## RECORDS FOR PROCESSING
────────

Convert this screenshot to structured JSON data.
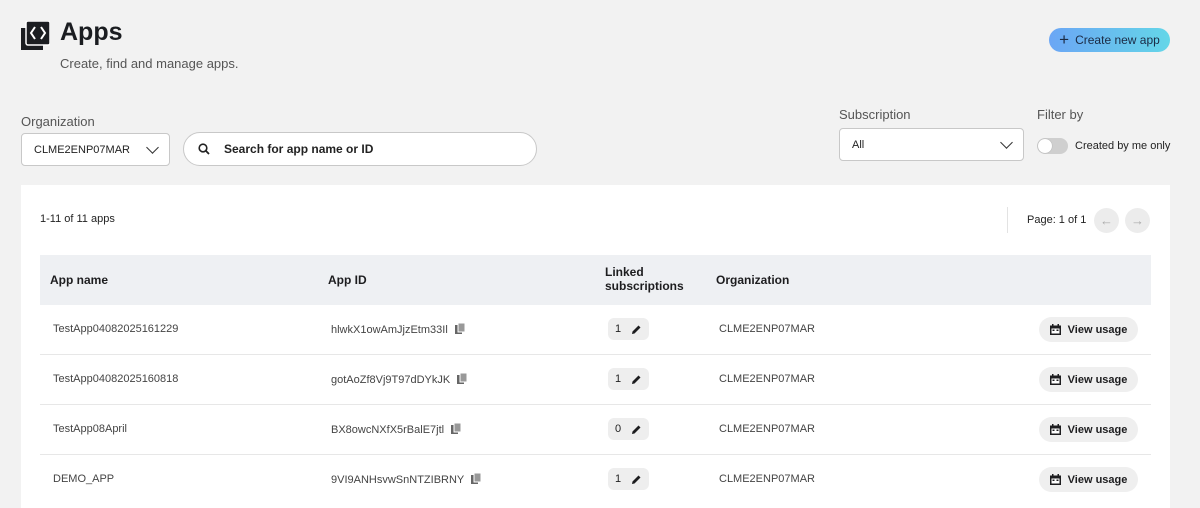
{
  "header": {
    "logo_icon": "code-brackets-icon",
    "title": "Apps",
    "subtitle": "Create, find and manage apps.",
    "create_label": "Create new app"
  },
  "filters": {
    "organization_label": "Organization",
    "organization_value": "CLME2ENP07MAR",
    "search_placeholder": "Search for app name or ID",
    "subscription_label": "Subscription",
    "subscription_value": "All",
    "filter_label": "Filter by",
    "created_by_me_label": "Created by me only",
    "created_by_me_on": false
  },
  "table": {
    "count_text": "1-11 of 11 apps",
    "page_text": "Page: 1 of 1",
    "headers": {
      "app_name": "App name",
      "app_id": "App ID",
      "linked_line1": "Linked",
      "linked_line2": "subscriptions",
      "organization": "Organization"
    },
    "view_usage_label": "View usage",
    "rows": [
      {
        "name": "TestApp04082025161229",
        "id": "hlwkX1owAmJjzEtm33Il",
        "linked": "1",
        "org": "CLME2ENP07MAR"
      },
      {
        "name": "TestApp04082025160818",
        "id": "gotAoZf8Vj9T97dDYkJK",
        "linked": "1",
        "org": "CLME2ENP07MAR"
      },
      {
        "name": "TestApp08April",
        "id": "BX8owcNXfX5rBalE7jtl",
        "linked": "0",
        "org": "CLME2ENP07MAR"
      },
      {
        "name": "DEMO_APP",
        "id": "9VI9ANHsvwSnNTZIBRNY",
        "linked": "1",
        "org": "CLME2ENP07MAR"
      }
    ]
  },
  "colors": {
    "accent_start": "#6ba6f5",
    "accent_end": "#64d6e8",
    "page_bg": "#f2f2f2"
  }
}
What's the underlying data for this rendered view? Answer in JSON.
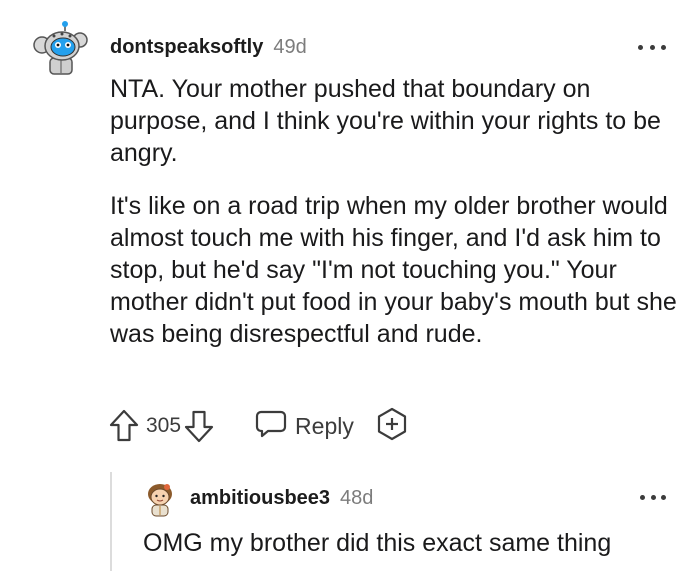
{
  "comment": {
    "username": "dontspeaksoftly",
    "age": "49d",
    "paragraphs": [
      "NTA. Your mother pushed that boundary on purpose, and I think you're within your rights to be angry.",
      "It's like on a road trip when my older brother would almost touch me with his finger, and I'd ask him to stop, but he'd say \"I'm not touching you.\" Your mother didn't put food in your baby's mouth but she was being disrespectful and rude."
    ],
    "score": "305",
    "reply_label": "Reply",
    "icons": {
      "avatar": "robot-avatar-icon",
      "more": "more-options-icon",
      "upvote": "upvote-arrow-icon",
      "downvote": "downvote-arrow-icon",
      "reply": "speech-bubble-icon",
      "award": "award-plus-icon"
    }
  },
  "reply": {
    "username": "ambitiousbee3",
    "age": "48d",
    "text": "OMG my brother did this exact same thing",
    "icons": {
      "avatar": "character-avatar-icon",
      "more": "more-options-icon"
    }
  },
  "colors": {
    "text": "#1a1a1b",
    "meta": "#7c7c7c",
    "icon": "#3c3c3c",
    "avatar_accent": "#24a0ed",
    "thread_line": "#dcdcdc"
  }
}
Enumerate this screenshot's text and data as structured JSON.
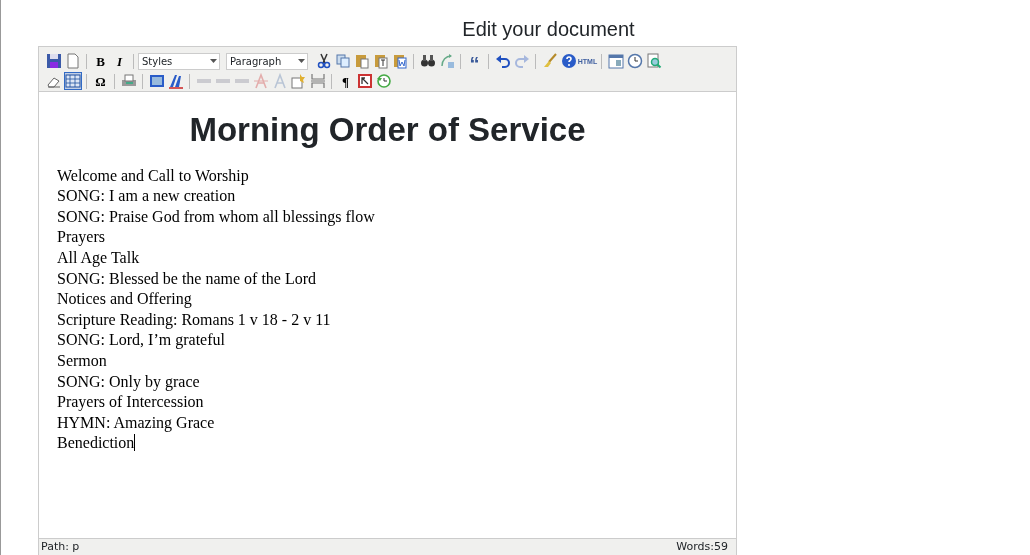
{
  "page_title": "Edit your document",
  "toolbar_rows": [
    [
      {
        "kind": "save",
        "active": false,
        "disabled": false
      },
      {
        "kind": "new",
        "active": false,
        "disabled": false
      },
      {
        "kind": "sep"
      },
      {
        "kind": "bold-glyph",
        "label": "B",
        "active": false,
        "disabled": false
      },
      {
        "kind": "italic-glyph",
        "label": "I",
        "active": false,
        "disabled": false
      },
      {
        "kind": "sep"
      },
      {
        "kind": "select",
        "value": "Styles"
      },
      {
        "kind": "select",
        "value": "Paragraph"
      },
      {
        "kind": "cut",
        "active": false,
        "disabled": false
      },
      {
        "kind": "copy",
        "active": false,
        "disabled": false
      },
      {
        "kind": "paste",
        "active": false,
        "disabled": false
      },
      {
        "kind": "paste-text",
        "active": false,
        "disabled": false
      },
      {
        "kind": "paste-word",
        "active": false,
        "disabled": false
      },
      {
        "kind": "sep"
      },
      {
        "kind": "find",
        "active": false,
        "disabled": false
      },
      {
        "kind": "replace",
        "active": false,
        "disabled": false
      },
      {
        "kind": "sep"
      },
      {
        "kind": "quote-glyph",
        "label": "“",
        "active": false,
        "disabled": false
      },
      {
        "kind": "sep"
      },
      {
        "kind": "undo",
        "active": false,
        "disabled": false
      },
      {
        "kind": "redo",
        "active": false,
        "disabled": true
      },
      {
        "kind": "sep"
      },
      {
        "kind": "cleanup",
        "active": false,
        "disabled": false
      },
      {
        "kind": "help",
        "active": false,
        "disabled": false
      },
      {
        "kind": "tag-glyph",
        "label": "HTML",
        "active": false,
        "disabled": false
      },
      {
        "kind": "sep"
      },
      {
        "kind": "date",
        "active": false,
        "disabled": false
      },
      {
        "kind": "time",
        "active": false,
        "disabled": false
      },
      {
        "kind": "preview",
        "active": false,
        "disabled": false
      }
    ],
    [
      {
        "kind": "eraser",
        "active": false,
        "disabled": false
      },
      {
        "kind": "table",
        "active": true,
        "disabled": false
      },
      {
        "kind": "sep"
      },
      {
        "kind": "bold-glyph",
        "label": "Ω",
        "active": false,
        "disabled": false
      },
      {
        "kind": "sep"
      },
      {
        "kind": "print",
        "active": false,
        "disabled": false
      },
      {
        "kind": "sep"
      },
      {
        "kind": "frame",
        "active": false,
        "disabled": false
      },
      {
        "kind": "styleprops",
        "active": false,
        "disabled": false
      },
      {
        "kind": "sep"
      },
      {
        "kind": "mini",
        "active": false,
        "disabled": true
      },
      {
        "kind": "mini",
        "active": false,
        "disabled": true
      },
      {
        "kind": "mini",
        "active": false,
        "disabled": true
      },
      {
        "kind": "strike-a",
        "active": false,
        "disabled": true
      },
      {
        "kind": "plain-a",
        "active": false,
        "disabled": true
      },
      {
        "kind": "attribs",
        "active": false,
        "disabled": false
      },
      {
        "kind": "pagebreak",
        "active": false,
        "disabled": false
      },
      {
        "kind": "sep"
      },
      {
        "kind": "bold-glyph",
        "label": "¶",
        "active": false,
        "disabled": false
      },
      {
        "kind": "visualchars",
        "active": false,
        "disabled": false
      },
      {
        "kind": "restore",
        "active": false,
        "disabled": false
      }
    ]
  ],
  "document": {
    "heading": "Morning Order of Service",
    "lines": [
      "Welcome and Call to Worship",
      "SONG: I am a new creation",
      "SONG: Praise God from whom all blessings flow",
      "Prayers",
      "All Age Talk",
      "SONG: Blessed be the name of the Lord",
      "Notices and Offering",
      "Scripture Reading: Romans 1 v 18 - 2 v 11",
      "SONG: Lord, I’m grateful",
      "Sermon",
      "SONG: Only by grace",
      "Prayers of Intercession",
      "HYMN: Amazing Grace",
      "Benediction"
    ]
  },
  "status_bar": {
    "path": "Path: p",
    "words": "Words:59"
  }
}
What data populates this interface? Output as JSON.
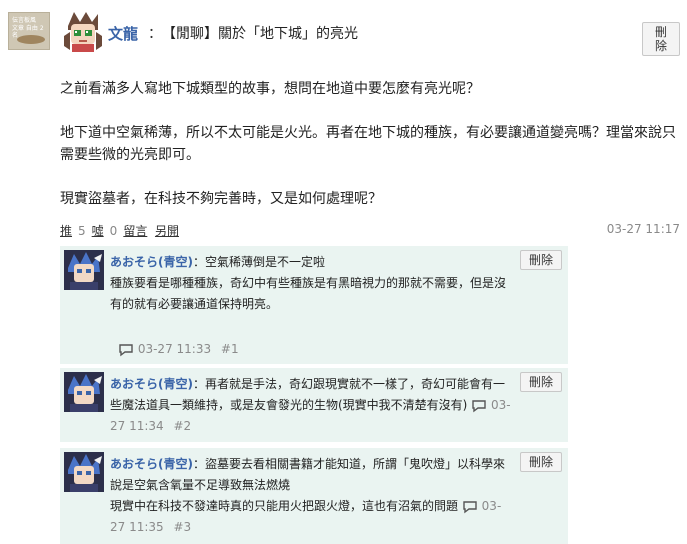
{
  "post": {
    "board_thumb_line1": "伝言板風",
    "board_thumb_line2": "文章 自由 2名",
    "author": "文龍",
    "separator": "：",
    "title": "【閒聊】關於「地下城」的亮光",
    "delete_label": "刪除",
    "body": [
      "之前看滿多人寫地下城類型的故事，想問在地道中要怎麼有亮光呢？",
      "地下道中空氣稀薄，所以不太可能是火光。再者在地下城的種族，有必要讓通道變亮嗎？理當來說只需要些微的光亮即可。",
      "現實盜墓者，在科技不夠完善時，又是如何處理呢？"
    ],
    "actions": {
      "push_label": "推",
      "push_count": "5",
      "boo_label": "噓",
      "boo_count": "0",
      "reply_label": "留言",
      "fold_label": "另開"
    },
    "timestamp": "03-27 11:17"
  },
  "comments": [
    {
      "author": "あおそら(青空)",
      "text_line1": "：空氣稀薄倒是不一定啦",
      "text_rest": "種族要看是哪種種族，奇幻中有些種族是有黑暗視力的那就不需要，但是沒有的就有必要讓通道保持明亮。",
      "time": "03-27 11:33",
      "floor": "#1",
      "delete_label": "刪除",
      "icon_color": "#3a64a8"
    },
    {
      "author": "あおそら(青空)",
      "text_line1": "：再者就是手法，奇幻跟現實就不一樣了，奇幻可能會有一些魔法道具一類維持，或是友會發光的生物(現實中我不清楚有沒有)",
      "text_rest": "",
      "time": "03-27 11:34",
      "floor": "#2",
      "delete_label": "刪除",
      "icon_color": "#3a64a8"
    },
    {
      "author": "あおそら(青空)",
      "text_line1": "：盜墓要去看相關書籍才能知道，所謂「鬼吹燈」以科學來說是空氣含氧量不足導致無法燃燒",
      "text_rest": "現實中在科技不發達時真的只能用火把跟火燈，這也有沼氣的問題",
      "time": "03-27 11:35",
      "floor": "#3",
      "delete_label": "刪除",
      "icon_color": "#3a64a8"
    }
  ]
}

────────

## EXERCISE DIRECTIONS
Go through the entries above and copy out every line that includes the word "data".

## TASK OUTPUT
Convert this screenshot to structured JSON data.
What's the underlying data for this rendered view? Answer in JSON.
Enumerate this screenshot's text and data as structured JSON.
What data populates this interface? Output as JSON.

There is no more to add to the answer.